But while you certainly wouldn't choose to live on a budget of $1.38 a meal—as the 45 million or so Americans subsisting on SNAP must do—a new study says that eating healthy just might not cost as much as we all think.


The study, conducted by the Rhode Island Community Food Bank and The Miriam Hospital in Providence, Rhode Island and published in the Journal of Hunger & Environmental Nutrition, compared the cost over seven days of a plant-based diet that includes olive oil to the lowest-cost version of the USDA's MyPlate diet.

Mary Flynn, a research dietitian at The Miriam Hospital and the lead researcher on the study, had been wondering about the veracity of the received wisdom that a plant-based diet is more expensive than a meat-heavy diet. Sure, she says, "extra-virgin olive oil is thought to be expensive, but we suspected it was meat that made a diet expensive, and extra-virgin olive oil is cheaper than even small amounts of meat." The bottom line turned out to be this: "Our plant-based diet was substantially cheaper, and featured a lot more fruits and vegetables and whole grains," Flynn says.
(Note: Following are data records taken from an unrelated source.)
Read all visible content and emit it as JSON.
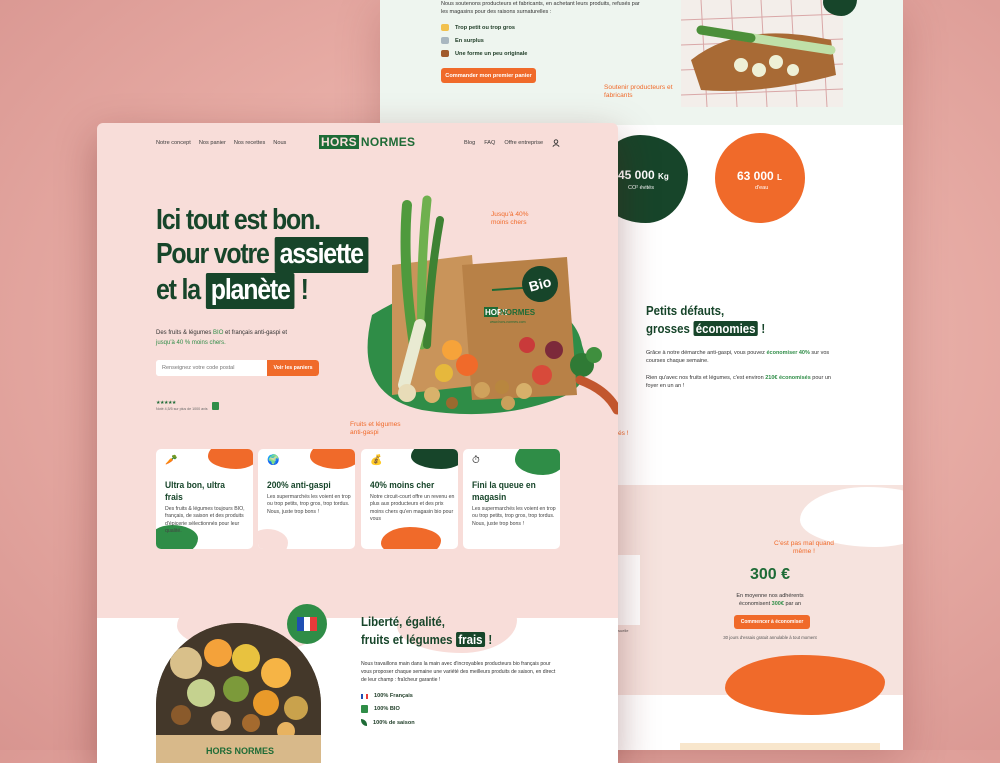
{
  "back": {
    "intro": "Nous soutenons producteurs et fabricants, en achetant leurs produits, refusés par les magasins pour des raisons surnaturelles :",
    "reasons": [
      "Trop petit ou trop gros",
      "En surplus",
      "Une forme un peu originale"
    ],
    "cta_first_basket": "Commander mon premier panier",
    "support_annotation": "Soutenir producteurs et fabricants",
    "stats": [
      {
        "value": "45 000",
        "unit": "Kg",
        "label": "CO² évités"
      },
      {
        "value": "63 000",
        "unit": "L",
        "label": "d'eau"
      }
    ],
    "defects_title_1": "Petits défauts,",
    "defects_title_2": "grosses",
    "defects_highlight": "économies",
    "defects_title_end": "!",
    "defects_p1a": "Grâce à notre démarche anti-gaspi, vous pouvez",
    "defects_p1_hl": "économiser 40%",
    "defects_p1b": "sur vos courses chaque semaine.",
    "defects_p2a": "Rien qu'avec nos fruits et légumes, c'est environ",
    "defects_p2_hl": "210€ économisés",
    "defects_p2b": "pour un foyer en un an !",
    "exclaim": "és !",
    "not_bad_annotation": "C'est pas mal quand même !",
    "savings_value": "300 €",
    "savings_line1": "En moyenne nos adhérents",
    "savings_line2a": "économisent",
    "savings_line2_hl": "300€",
    "savings_line2b": "par an",
    "cta_start_saving": "Commencer à économiser",
    "trial_note": "30 jours d'essais gratuit annulable à tout moment",
    "stray_label": "suelle"
  },
  "front": {
    "nav_left": [
      "Notre concept",
      "Nos panier",
      "Nos recettes",
      "Nous"
    ],
    "logo_a": "HORS",
    "logo_b": "NORMES",
    "nav_right": [
      "Blog",
      "FAQ",
      "Offre entreprise"
    ],
    "user_icon": "user-icon",
    "hero_line1": "Ici tout est bon.",
    "hero_line2a": "Pour votre",
    "hero_line2_hl": "assiette",
    "hero_line3a": "et la",
    "hero_line3_hl": "planète",
    "hero_line3b": "!",
    "hero_sub_a": "Des fruits & légumes",
    "hero_sub_bio": "BIO",
    "hero_sub_b": "et français anti-gaspi",
    "hero_sub_c": "et",
    "hero_sub_hl": "jusqu'à 40 % moins chers.",
    "postal_placeholder": "Renseignez votre code postal",
    "see_baskets": "Voir les paniers",
    "rating_stars": "★★★★★",
    "rating_text": "Noté 4,5/5 sur plus de 1000 avis",
    "annot_price": "Jusqu'à 40% moins chers",
    "annot_fruits": "Fruits et légumes anti-gaspi",
    "bio_badge": "Bio",
    "bag_logo_a": "HORS",
    "bag_logo_b": "NORMES",
    "bag_url": "www.hors-normes.com",
    "cards": [
      {
        "icon": "carrot-icon",
        "glyph": "🥕",
        "title": "Ultra bon, ultra frais",
        "text": "Des fruits & légumes toujours BIO, français, de saison et des produits d'épicerie sélectionnés pour leur qualité.",
        "accent": "#f06a2a"
      },
      {
        "icon": "earth-icon",
        "glyph": "🌍",
        "title": "200% anti-gaspi",
        "text": "Les supermarchés les voient en trop ou trop petits, trop gros, trop tordus. Nous, juste trop bons !",
        "accent": "#f06a2a"
      },
      {
        "icon": "money-bag-icon",
        "glyph": "💰",
        "title": "40% moins cher",
        "text": "Notre circuit-court offre un revenu en plus aux producteurs et des prix moins chers qu'en magasin bio pour vous",
        "accent": "#f06a2a"
      },
      {
        "icon": "stopwatch-icon",
        "glyph": "⏱",
        "title": "Fini la queue en magasin",
        "text": "Les supermarchés les voient en trop ou trop petits, trop gros, trop tordus. Nous, juste trop bons !",
        "accent": "#2f8d47"
      }
    ],
    "lib_title_1": "Liberté, égalité,",
    "lib_title_2": "fruits et légumes",
    "lib_highlight": "frais",
    "lib_title_end": "!",
    "lib_text": "Nous travaillons main dans la main avec d'incroyables producteurs bio français pour vous proposer chaque semaine une variété des meilleurs produits de saison, en direct de leur champ : fraîcheur garantie !",
    "lib_list": [
      {
        "icon": "france-flag-icon",
        "label": "100% Français"
      },
      {
        "icon": "ab-bio-icon",
        "label": "100% BIO"
      },
      {
        "icon": "leaf-icon",
        "label": "100% de saison"
      }
    ],
    "crate_label": "HORS NORMES"
  },
  "colors": {
    "primary_green": "#17452a",
    "brand_green": "#1e6b36",
    "accent_orange": "#f06a2a",
    "hero_pink": "#f8ddd9"
  }
}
The USDA's MyPlate diet, to which Flynn's plant-based, olive-oil diet was compared, features 50 percent fruits and vegetables, one quarter plate of grains, and protein—i.e., chicken, meat, or fish—making up the remainder.

The researchers found that including meat in a diet really ratchets up the cost of a meal. By turning to a less meat-intensive diet, people can save money and avoid the nasty diseases—type 2 diabetes, heart disease, breast cancer, prostate cancer, colon cancer—that heavy meat consumption is related to. These are reasons enough, says Flynn, to favor a plant-and-olive-oil based diet.

Low-income households have bought into the myth of healthy food being expensive, spending their grocery money—or SNAP proceeds—first on meat, eggs, cereals, and baked goods, the researchers say. Flynn points out that frozen and canned produce can be a way to minimize cost while still maintaining nutrient content. In fact, Flynn says, studies show frozen and canned produce have a higher content of some of the cancer-fighting components found in fresh produce.

Andrew Schiff, CEO of Rhode Island Community Food Bank and a researcher on the study, said "Our findings with this study run counter to the general belief that a healthy diet must be expensive. Even using extra-virgin olive oil, a plant-based diet is far less expensive and features so many more fruits, vegetables and whole grains. This is really good news for individuals served by the Food Bank—showing that wholesome eating on a tight budget is possible for everyone."

Of course, if you must eat rare Japanese melons or the Lamda olive oil from Greece—purportedly the world's most expensive—all bets are off. Gwyneth might have a few recipes to share if you ask her.